As a continued concern in means of repeated, chronic exposures, we’ve collectively concluded in our medical and professional opinions that the most effective way to prevent chemical exposures by way of insect repellent is to refrain from direct skin contact. We highly suggest not applying insect repellent directly onto the skin due to the absorption rate, slow and multi-system excretion process and evidence-based adverse health effects.

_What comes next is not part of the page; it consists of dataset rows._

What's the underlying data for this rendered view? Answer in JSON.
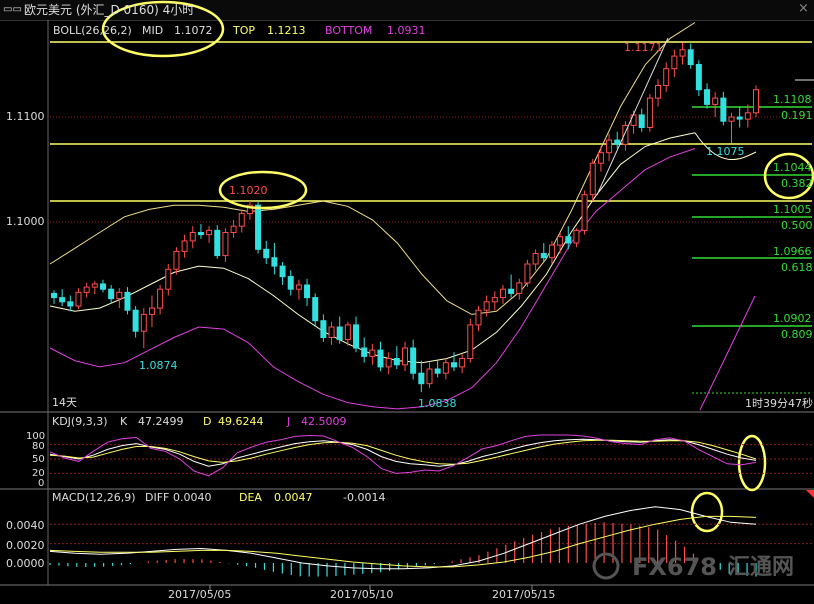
{
  "window": {
    "icon": "window-menu-icon",
    "title": "欧元美元 (外汇_D 0160) 4小时",
    "close_glyph": "×"
  },
  "boll_header": {
    "label": "BOLL(26,26,2)",
    "mid_label": "MID",
    "mid_value": "1.1072",
    "top_label": "TOP",
    "top_value": "1.1213",
    "bottom_label": "BOTTOM",
    "bottom_value": "1.0931"
  },
  "kdj_header": {
    "label": "KDJ(9,3,3)",
    "k_label": "K",
    "k_value": "47.2499",
    "d_label": "D",
    "d_value": "49.6244",
    "j_label": "J",
    "j_value": "42.5009"
  },
  "macd_header": {
    "label": "MACD(12,26,9)",
    "diff_label": "DIFF",
    "diff_value": "0.0040",
    "dea_label": "DEA",
    "dea_value": "0.0047",
    "hist_value": "-0.0014"
  },
  "annotations": {
    "high": "1.1171",
    "peak": "1.1020",
    "low_left": "1.0874",
    "low_mid": "1.0838",
    "pullback": "1.1075",
    "period": "14天",
    "countdown": "1时39分47秒"
  },
  "fib_levels": [
    {
      "price": "1.1108",
      "ratio": "0.191"
    },
    {
      "price": "1.1044",
      "ratio": "0.382"
    },
    {
      "price": "1.1005",
      "ratio": "0.500"
    },
    {
      "price": "1.0966",
      "ratio": "0.618"
    },
    {
      "price": "1.0902",
      "ratio": "0.809"
    }
  ],
  "watermark": {
    "brand": "FX678",
    "cn": "汇通网"
  },
  "colors": {
    "up": "#ff4d4d",
    "down": "#33e0e0",
    "yellow": "#ffff66",
    "magenta": "#e040e0",
    "green": "#33dd33",
    "boll_line": "#ffffcc"
  },
  "chart_data": [
    {
      "type": "candlestick",
      "title": "欧元美元 4小时",
      "x": [
        "2017/05/05",
        "2017/05/10",
        "2017/05/15"
      ],
      "y_ticks": [
        1.1,
        1.11
      ],
      "ylim": [
        1.0825,
        1.118
      ],
      "grid": true,
      "candles": [
        [
          1.0932,
          1.0935,
          1.0922,
          1.0928
        ],
        [
          1.0928,
          1.0936,
          1.092,
          1.0924
        ],
        [
          1.0924,
          1.093,
          1.0915,
          1.092
        ],
        [
          1.092,
          1.0937,
          1.0917,
          1.0933
        ],
        [
          1.0933,
          1.0942,
          1.0928,
          1.0938
        ],
        [
          1.0938,
          1.0944,
          1.0931,
          1.0941
        ],
        [
          1.0941,
          1.0945,
          1.0933,
          1.0936
        ],
        [
          1.0936,
          1.094,
          1.0922,
          1.0927
        ],
        [
          1.0927,
          1.0937,
          1.0918,
          1.0933
        ],
        [
          1.0933,
          1.0938,
          1.0912,
          1.0916
        ],
        [
          1.0916,
          1.092,
          1.089,
          1.0896
        ],
        [
          1.0896,
          1.0918,
          1.088,
          1.0912
        ],
        [
          1.0912,
          1.093,
          1.09,
          1.0918
        ],
        [
          1.0918,
          1.094,
          1.0912,
          1.0936
        ],
        [
          1.0936,
          1.096,
          1.093,
          1.0955
        ],
        [
          1.0955,
          1.0976,
          1.095,
          1.0972
        ],
        [
          1.0972,
          1.0988,
          1.0966,
          1.0982
        ],
        [
          1.0982,
          1.0996,
          1.0975,
          1.099
        ],
        [
          1.099,
          1.0998,
          1.0984,
          1.0988
        ],
        [
          1.0988,
          1.0996,
          1.098,
          1.0992
        ],
        [
          1.0992,
          1.0997,
          1.0965,
          1.0968
        ],
        [
          1.0968,
          1.0994,
          1.0962,
          1.099
        ],
        [
          1.099,
          1.1002,
          1.0985,
          1.0996
        ],
        [
          1.0996,
          1.1012,
          1.099,
          1.1008
        ],
        [
          1.1008,
          1.102,
          1.1002,
          1.1016
        ],
        [
          1.1016,
          1.102,
          1.097,
          1.0974
        ],
        [
          1.0974,
          1.0982,
          1.096,
          1.0966
        ],
        [
          1.0966,
          1.098,
          1.095,
          1.0958
        ],
        [
          1.0958,
          1.0962,
          1.094,
          1.0948
        ],
        [
          1.0948,
          1.0954,
          1.093,
          1.0936
        ],
        [
          1.0936,
          1.0945,
          1.0926,
          1.094
        ],
        [
          1.094,
          1.0946,
          1.092,
          1.0928
        ],
        [
          1.0928,
          1.0932,
          1.09,
          1.0906
        ],
        [
          1.0906,
          1.0912,
          1.0886,
          1.089
        ],
        [
          1.089,
          1.0905,
          1.0883,
          1.09
        ],
        [
          1.09,
          1.091,
          1.0884,
          1.0888
        ],
        [
          1.0888,
          1.0905,
          1.0882,
          1.0902
        ],
        [
          1.0902,
          1.091,
          1.0876,
          1.088
        ],
        [
          1.088,
          1.089,
          1.0866,
          1.0872
        ],
        [
          1.0872,
          1.0884,
          1.0864,
          1.0878
        ],
        [
          1.0878,
          1.0886,
          1.0858,
          1.0862
        ],
        [
          1.0862,
          1.0876,
          1.0855,
          1.087
        ],
        [
          1.087,
          1.0882,
          1.086,
          1.0864
        ],
        [
          1.0864,
          1.0886,
          1.0858,
          1.088
        ],
        [
          1.088,
          1.0888,
          1.085,
          1.0856
        ],
        [
          1.0856,
          1.0868,
          1.0838,
          1.0846
        ],
        [
          1.0846,
          1.0866,
          1.0842,
          1.086
        ],
        [
          1.086,
          1.0868,
          1.0852,
          1.0856
        ],
        [
          1.0856,
          1.087,
          1.085,
          1.0866
        ],
        [
          1.0866,
          1.0876,
          1.0858,
          1.0862
        ],
        [
          1.0862,
          1.0874,
          1.0856,
          1.087
        ],
        [
          1.087,
          1.0908,
          1.0866,
          1.0902
        ],
        [
          1.0902,
          1.092,
          1.0896,
          1.0916
        ],
        [
          1.0916,
          1.093,
          1.091,
          1.0924
        ],
        [
          1.0924,
          1.0934,
          1.0916,
          1.0928
        ],
        [
          1.0928,
          1.094,
          1.0922,
          1.0936
        ],
        [
          1.0936,
          1.095,
          1.0928,
          1.0932
        ],
        [
          1.0932,
          1.0946,
          1.0926,
          1.0942
        ],
        [
          1.0942,
          1.0964,
          1.0938,
          1.096
        ],
        [
          1.096,
          1.0974,
          1.0954,
          1.097
        ],
        [
          1.097,
          1.098,
          1.0962,
          1.0966
        ],
        [
          1.0966,
          1.0982,
          1.096,
          1.0978
        ],
        [
          1.0978,
          1.099,
          1.097,
          1.0986
        ],
        [
          1.0986,
          1.0996,
          1.0974,
          1.098
        ],
        [
          1.098,
          1.0994,
          1.0976,
          1.0992
        ],
        [
          1.0992,
          1.103,
          1.0988,
          1.1026
        ],
        [
          1.1026,
          1.106,
          1.102,
          1.1056
        ],
        [
          1.1056,
          1.1072,
          1.1048,
          1.1066
        ],
        [
          1.1066,
          1.1084,
          1.1058,
          1.1078
        ],
        [
          1.1078,
          1.1086,
          1.107,
          1.1074
        ],
        [
          1.1074,
          1.1096,
          1.1068,
          1.1092
        ],
        [
          1.1092,
          1.1106,
          1.1084,
          1.1102
        ],
        [
          1.1102,
          1.1108,
          1.1086,
          1.109
        ],
        [
          1.109,
          1.1122,
          1.1086,
          1.1118
        ],
        [
          1.1118,
          1.1136,
          1.111,
          1.113
        ],
        [
          1.113,
          1.1152,
          1.1124,
          1.1146
        ],
        [
          1.1146,
          1.1164,
          1.1138,
          1.1158
        ],
        [
          1.1158,
          1.1171,
          1.115,
          1.1164
        ],
        [
          1.1164,
          1.117,
          1.1146,
          1.115
        ],
        [
          1.115,
          1.1154,
          1.112,
          1.1126
        ],
        [
          1.1126,
          1.1132,
          1.1108,
          1.1112
        ],
        [
          1.1112,
          1.1124,
          1.11,
          1.1118
        ],
        [
          1.1118,
          1.1124,
          1.1092,
          1.1096
        ],
        [
          1.1096,
          1.1104,
          1.1075,
          1.11
        ],
        [
          1.11,
          1.111,
          1.109,
          1.1098
        ],
        [
          1.1098,
          1.1112,
          1.109,
          1.1104
        ],
        [
          1.1104,
          1.113,
          1.11,
          1.1126
        ]
      ],
      "series": [
        {
          "name": "TOP",
          "values": [
            1.096,
            1.0975,
            1.099,
            1.1005,
            1.1012,
            1.1016,
            1.1016,
            1.1014,
            1.101,
            1.1012,
            1.1016,
            1.102,
            1.1015,
            1.1002,
            1.098,
            1.095,
            1.0925,
            1.0912,
            1.0915,
            1.0935,
            1.0965,
            1.101,
            1.106,
            1.111,
            1.115,
            1.1175,
            1.119
          ]
        },
        {
          "name": "MID",
          "values": [
            1.092,
            1.0915,
            1.0918,
            1.0928,
            1.094,
            1.0952,
            1.0958,
            1.0956,
            1.0946,
            1.093,
            1.0912,
            1.0896,
            1.0884,
            1.0874,
            1.0868,
            1.0866,
            1.087,
            1.0878,
            1.0895,
            1.092,
            1.095,
            1.099,
            1.1025,
            1.1055,
            1.1072,
            1.108,
            1.1085
          ]
        },
        {
          "name": "BOTTOM",
          "values": [
            1.088,
            1.0868,
            1.0862,
            1.0866,
            1.0878,
            1.089,
            1.09,
            1.0898,
            1.0885,
            1.0862,
            1.0848,
            1.0836,
            1.0828,
            1.0824,
            1.0822,
            1.0824,
            1.083,
            1.0842,
            1.0866,
            1.09,
            1.094,
            1.098,
            1.101,
            1.103,
            1.105,
            1.1062,
            1.107
          ]
        }
      ]
    },
    {
      "type": "line",
      "title": "KDJ(9,3,3)",
      "ylim": [
        0,
        100
      ],
      "y_ticks": [
        0,
        20,
        50,
        80,
        100
      ],
      "series": [
        {
          "name": "K",
          "values": [
            60,
            55,
            50,
            58,
            70,
            78,
            82,
            75,
            70,
            60,
            45,
            35,
            40,
            52,
            60,
            68,
            75,
            82,
            86,
            88,
            85,
            80,
            70,
            55,
            45,
            40,
            38,
            35,
            38,
            45,
            55,
            62,
            70,
            78,
            84,
            88,
            90,
            91,
            90,
            88,
            86,
            85,
            88,
            90,
            88,
            80,
            70,
            60,
            52,
            47
          ]
        },
        {
          "name": "D",
          "values": [
            58,
            56,
            52,
            54,
            62,
            70,
            76,
            76,
            72,
            65,
            55,
            46,
            43,
            46,
            52,
            60,
            67,
            74,
            80,
            84,
            85,
            83,
            78,
            68,
            58,
            50,
            44,
            40,
            39,
            41,
            47,
            54,
            61,
            68,
            75,
            81,
            85,
            88,
            89,
            89,
            88,
            87,
            87,
            88,
            88,
            85,
            78,
            69,
            60,
            50
          ]
        },
        {
          "name": "J",
          "values": [
            65,
            52,
            45,
            66,
            85,
            92,
            95,
            72,
            66,
            50,
            25,
            15,
            32,
            63,
            75,
            85,
            90,
            97,
            99,
            98,
            86,
            74,
            55,
            30,
            20,
            22,
            27,
            25,
            36,
            53,
            71,
            78,
            88,
            97,
            100,
            100,
            100,
            98,
            93,
            86,
            82,
            80,
            90,
            94,
            88,
            70,
            55,
            40,
            38,
            43
          ]
        }
      ]
    },
    {
      "type": "bar",
      "title": "MACD(12,26,9)",
      "y_ticks": [
        0.0,
        0.002,
        0.004
      ],
      "ylim": [
        -0.001,
        0.0062
      ],
      "series": [
        {
          "name": "DIFF",
          "values": [
            0.0012,
            0.001,
            0.0009,
            0.001,
            0.0012,
            0.0014,
            0.0015,
            0.0013,
            0.001,
            0.0005,
            0.0,
            -0.0003,
            -0.0005,
            -0.0006,
            -0.0006,
            -0.0005,
            -0.0003,
            0.0002,
            0.001,
            0.002,
            0.003,
            0.004,
            0.0048,
            0.0054,
            0.0058,
            0.0055,
            0.0048,
            0.0042,
            0.004
          ]
        },
        {
          "name": "DEA",
          "values": [
            0.0013,
            0.0012,
            0.0011,
            0.0011,
            0.0011,
            0.0012,
            0.0013,
            0.0013,
            0.0012,
            0.001,
            0.0007,
            0.0004,
            0.0001,
            -0.0001,
            -0.0003,
            -0.0004,
            -0.0004,
            -0.0002,
            0.0001,
            0.0006,
            0.0012,
            0.002,
            0.0027,
            0.0034,
            0.004,
            0.0045,
            0.0048,
            0.0048,
            0.0047
          ]
        }
      ]
    }
  ]
}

The HunterSeven Foundations (EIN: 83-1983697, IRS 501c3) medical research team recommend replacing “direct-skin applications” of insect repellent with the MATBOCK, LLC SKEETER PATCH KIT SYSTEM (MB-Skeeter-USA)(www.Matbock.com/products/skeeter-patch-kit) which utilizes an internal, anti-microbial absorbent lining for direct application of insecticide, with the patch then placed on the uniform/clothing/pant leg opening/hat, etc. The HunterSeven team received patches for field testing (shown in image to left), first patch was applied to mutlicam pant leg, sprayed with USGI Individual Dynamic Absorption Kit (IDAK)(NSN 6840-01-345-0234) liquid spray. The internal lining absorbed completely all liquid spray utilized, the external of the patch showed no external moisture of evidence of malabsorption. For situational purposes, the location is Southeastern Massachusetts, 29 May 2019, time 17:35 to 21:10 in heavily wooded areas with recent rainfall and heavy vegetation. It is of importance to note the high tick and mosquito population in this area.
The opposite pant leg (right-side) had no patch present. Over the period of 4 hours, NO mosquitoes, ticks or any insects were located on the left side of the pants (where patch is present), three ticks were found on the right side of the pants (where no patch was present) and one tick found under the right-side pant leg on the sock. No smell was noted after application and no skin came in contact with the insect repellent patches. After use, the team removed the patch and placed the patch in side of a clear plastic bag, filled the plastic bag with water and noted the repellent did not readily seep from the patch, therefore showing durability in rainfall/water operations. All in all, the HunterSeven team supports the MATBOCK Skeeter Patch Product as a safe, effective way to decrease toxic exposures related to chemical application of insect repellent on the skin. After firsthand duration testing, the patch shows durability, sustainability and adheres with the US Military Uniform regulations and guidelines under AR 670-1. It is in our medical opinion that the MATBOCK Skeeter Patch System is currently the SAFEST and most EFFECTIVE method of primary prevention of insecticide exposures.